> **Excerpted data**:
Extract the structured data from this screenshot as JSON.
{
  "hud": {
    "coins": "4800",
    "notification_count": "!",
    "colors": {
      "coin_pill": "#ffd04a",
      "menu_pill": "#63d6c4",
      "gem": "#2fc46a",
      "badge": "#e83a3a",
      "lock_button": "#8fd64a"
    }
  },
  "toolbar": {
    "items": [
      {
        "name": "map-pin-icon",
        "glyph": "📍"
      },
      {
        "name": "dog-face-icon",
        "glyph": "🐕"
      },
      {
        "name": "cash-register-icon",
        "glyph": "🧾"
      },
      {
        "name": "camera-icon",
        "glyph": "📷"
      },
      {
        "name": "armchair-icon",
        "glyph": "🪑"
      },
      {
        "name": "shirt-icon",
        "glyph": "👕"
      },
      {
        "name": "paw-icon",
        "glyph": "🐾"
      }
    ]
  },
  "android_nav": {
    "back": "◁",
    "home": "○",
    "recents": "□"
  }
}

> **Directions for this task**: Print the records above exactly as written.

> **Result of the task**:
Extract the structured data from this screenshot as JSON.
{
  "hud": {
    "coins": "4800",
    "notification_count": "!",
    "colors": {
      "coin_pill": "#ffd04a",
      "menu_pill": "#63d6c4",
      "gem": "#2fc46a",
      "badge": "#e83a3a",
      "lock_button": "#8fd64a"
    }
  },
  "toolbar": {
    "items": [
      {
        "name": "map-pin-icon",
        "glyph": "📍"
      },
      {
        "name": "dog-face-icon",
        "glyph": "🐕"
      },
      {
        "name": "cash-register-icon",
        "glyph": "🧾"
      },
      {
        "name": "camera-icon",
        "glyph": "📷"
      },
      {
        "name": "armchair-icon",
        "glyph": "🪑"
      },
      {
        "name": "shirt-icon",
        "glyph": "👕"
      },
      {
        "name": "paw-icon",
        "glyph": "🐾"
      }
    ]
  },
  "android_nav": {
    "back": "◁",
    "home": "○",
    "recents": "□"
  }
}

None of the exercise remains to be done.